• [Records from a dataset]
○ ○ ○ ○ ○
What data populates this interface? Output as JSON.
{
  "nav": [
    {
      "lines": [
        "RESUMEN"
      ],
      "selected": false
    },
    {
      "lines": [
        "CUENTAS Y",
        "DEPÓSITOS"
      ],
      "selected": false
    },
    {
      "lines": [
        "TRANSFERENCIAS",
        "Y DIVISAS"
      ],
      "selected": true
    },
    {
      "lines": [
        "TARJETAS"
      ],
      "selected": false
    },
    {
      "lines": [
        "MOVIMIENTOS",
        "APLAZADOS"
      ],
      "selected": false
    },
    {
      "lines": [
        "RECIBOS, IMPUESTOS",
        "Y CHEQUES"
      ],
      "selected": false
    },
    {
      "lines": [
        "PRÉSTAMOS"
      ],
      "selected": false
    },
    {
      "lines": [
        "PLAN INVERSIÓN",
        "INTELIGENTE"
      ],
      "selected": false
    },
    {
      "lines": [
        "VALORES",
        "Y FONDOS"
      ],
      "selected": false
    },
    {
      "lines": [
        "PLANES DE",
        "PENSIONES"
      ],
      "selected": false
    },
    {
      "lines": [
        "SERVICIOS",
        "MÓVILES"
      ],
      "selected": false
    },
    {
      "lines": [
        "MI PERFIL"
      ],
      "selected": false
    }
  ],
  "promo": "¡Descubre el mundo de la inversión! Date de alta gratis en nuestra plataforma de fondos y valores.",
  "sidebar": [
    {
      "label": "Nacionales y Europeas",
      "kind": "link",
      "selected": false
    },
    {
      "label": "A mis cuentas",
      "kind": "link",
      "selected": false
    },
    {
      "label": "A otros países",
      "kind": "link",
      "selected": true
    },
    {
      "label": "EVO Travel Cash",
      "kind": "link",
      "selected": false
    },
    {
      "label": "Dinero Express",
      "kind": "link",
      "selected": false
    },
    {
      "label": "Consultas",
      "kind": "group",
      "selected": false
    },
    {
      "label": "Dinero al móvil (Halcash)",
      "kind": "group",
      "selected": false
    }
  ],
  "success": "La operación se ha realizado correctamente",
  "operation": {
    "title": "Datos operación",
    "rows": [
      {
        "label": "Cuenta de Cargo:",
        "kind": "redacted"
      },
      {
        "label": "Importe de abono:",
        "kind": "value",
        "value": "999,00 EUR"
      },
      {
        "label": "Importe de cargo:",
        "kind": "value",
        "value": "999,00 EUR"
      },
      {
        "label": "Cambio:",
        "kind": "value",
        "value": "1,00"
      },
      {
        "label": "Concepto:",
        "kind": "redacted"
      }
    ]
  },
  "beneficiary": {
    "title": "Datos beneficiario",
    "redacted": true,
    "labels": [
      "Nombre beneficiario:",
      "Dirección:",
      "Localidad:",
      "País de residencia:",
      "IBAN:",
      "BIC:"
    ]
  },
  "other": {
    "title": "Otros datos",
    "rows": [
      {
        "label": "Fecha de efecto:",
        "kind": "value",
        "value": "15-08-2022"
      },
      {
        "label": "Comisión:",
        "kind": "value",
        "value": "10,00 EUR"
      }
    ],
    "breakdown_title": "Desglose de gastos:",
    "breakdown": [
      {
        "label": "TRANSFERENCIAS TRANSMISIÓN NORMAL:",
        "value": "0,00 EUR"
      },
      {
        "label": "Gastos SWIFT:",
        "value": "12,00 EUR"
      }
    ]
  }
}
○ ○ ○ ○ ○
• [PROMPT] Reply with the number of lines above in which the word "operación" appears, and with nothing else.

• [PROBLEM SOLUTION] 2